(Data records for software interfaces)
# # # #

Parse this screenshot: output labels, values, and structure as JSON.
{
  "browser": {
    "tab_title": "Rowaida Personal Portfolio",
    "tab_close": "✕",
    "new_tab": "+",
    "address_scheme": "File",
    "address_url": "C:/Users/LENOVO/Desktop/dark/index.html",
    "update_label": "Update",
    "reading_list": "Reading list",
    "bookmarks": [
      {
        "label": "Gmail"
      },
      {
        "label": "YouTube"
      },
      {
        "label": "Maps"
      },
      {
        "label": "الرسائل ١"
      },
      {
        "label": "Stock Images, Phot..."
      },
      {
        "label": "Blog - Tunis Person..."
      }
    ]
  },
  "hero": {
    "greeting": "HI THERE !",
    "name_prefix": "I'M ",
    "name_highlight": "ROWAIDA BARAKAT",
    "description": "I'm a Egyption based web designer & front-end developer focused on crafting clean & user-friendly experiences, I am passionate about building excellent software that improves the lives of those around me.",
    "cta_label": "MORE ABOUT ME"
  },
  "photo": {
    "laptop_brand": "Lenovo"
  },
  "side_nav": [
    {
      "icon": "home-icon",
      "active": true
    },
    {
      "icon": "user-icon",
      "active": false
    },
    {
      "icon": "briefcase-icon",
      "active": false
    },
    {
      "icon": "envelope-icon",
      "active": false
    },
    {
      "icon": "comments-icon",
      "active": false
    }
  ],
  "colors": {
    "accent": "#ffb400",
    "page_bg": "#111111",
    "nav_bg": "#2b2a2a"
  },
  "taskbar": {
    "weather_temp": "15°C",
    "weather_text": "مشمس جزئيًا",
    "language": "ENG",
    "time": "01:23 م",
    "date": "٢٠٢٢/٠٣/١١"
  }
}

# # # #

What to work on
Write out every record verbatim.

Answer
Parse this screenshot: output labels, values, and structure as JSON.
{
  "browser": {
    "tab_title": "Rowaida Personal Portfolio",
    "tab_close": "✕",
    "new_tab": "+",
    "address_scheme": "File",
    "address_url": "C:/Users/LENOVO/Desktop/dark/index.html",
    "update_label": "Update",
    "reading_list": "Reading list",
    "bookmarks": [
      {
        "label": "Gmail"
      },
      {
        "label": "YouTube"
      },
      {
        "label": "Maps"
      },
      {
        "label": "الرسائل ١"
      },
      {
        "label": "Stock Images, Phot..."
      },
      {
        "label": "Blog - Tunis Person..."
      }
    ]
  },
  "hero": {
    "greeting": "HI THERE !",
    "name_prefix": "I'M ",
    "name_highlight": "ROWAIDA BARAKAT",
    "description": "I'm a Egyption based web designer & front-end developer focused on crafting clean & user-friendly experiences, I am passionate about building excellent software that improves the lives of those around me.",
    "cta_label": "MORE ABOUT ME"
  },
  "photo": {
    "laptop_brand": "Lenovo"
  },
  "side_nav": [
    {
      "icon": "home-icon",
      "active": true
    },
    {
      "icon": "user-icon",
      "active": false
    },
    {
      "icon": "briefcase-icon",
      "active": false
    },
    {
      "icon": "envelope-icon",
      "active": false
    },
    {
      "icon": "comments-icon",
      "active": false
    }
  ],
  "colors": {
    "accent": "#ffb400",
    "page_bg": "#111111",
    "nav_bg": "#2b2a2a"
  },
  "taskbar": {
    "weather_temp": "15°C",
    "weather_text": "مشمس جزئيًا",
    "language": "ENG",
    "time": "01:23 م",
    "date": "٢٠٢٢/٠٣/١١"
  }
}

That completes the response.